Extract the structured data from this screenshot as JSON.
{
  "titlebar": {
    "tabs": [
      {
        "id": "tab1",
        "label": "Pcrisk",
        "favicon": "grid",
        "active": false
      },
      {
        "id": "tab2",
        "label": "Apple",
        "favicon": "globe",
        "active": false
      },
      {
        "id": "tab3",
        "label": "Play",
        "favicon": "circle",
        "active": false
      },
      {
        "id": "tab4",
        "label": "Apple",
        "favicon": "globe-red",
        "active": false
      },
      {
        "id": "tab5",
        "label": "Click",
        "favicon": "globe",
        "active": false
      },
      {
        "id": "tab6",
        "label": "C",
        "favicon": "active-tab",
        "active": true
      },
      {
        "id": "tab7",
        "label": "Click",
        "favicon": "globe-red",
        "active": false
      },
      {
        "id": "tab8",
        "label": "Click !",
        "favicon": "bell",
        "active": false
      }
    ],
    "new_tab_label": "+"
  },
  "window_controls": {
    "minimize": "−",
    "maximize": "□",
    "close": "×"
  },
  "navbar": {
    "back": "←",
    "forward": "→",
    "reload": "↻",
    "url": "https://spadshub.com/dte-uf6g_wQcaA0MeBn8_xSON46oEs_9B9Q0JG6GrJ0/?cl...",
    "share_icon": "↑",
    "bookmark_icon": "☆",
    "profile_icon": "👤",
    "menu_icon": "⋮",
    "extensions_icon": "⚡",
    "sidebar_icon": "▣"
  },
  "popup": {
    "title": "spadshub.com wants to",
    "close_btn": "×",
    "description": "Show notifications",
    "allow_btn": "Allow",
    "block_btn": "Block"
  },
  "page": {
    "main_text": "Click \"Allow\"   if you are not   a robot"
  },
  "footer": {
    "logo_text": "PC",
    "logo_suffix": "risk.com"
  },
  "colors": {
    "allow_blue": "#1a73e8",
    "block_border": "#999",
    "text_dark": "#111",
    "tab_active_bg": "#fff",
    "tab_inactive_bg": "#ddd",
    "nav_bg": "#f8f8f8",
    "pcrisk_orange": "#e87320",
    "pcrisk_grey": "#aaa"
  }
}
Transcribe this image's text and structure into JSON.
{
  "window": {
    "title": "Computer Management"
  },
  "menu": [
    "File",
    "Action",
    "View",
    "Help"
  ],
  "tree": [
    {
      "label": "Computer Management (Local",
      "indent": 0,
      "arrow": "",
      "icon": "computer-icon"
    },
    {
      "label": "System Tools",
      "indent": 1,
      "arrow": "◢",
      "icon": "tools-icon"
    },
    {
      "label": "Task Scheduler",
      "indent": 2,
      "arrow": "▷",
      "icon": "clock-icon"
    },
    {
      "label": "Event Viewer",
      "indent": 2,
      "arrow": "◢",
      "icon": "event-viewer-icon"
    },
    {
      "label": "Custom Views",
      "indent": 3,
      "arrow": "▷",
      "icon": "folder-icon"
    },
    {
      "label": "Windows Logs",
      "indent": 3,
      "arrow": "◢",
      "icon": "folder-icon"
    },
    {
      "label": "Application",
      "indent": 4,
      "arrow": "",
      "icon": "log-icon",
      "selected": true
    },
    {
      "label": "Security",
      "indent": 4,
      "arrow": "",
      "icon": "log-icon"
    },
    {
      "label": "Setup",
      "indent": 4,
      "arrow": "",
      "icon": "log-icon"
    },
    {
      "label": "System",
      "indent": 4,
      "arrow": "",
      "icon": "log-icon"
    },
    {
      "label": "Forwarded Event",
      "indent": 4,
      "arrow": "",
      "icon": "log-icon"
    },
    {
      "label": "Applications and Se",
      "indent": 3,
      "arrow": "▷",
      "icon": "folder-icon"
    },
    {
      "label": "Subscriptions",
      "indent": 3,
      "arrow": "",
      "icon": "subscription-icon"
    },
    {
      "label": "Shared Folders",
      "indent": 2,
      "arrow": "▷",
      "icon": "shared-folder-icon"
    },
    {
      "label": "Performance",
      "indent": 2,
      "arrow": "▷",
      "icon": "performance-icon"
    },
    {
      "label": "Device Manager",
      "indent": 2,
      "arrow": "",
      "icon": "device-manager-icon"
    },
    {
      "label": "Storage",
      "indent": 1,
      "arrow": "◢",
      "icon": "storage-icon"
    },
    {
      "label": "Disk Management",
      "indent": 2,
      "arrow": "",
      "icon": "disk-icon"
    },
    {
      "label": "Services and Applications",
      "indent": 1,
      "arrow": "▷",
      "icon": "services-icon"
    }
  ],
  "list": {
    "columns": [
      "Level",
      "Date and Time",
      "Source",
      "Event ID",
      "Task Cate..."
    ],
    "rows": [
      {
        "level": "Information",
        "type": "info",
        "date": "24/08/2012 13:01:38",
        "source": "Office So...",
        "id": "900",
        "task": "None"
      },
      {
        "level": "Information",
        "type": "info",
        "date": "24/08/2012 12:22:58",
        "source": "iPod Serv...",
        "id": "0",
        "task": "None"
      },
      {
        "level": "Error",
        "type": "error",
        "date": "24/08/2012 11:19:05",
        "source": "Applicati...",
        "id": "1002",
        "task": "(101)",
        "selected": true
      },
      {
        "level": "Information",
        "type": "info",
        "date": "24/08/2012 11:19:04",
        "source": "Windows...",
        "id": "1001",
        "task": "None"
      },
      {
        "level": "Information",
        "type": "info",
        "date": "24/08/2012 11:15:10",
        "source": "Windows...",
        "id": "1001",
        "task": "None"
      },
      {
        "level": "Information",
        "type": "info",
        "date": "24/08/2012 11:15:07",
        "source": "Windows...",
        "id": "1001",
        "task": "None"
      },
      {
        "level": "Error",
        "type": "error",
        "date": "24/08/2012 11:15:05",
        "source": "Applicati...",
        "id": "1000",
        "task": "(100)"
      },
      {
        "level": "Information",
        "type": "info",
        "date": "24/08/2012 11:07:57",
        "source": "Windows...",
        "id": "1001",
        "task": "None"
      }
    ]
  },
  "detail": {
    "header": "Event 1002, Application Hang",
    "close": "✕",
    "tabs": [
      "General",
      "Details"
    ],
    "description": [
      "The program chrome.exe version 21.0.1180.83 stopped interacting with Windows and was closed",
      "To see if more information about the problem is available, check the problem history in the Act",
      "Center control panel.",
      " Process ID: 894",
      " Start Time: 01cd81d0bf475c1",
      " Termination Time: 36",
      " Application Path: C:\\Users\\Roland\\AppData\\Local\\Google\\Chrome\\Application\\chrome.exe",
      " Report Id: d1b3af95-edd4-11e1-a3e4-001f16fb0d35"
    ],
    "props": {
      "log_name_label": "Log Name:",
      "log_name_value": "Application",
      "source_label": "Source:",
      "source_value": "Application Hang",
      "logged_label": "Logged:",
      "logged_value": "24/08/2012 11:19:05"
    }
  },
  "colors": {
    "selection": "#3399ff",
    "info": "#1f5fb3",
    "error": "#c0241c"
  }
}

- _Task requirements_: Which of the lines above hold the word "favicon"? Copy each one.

- _Exercise answer_:
        "favicon": "grid",
        "favicon": "globe",
        "favicon": "circle",
        "favicon": "globe-red",
        "favicon": "globe",
        "favicon": "active-tab",
        "favicon": "globe-red",
        "favicon": "bell",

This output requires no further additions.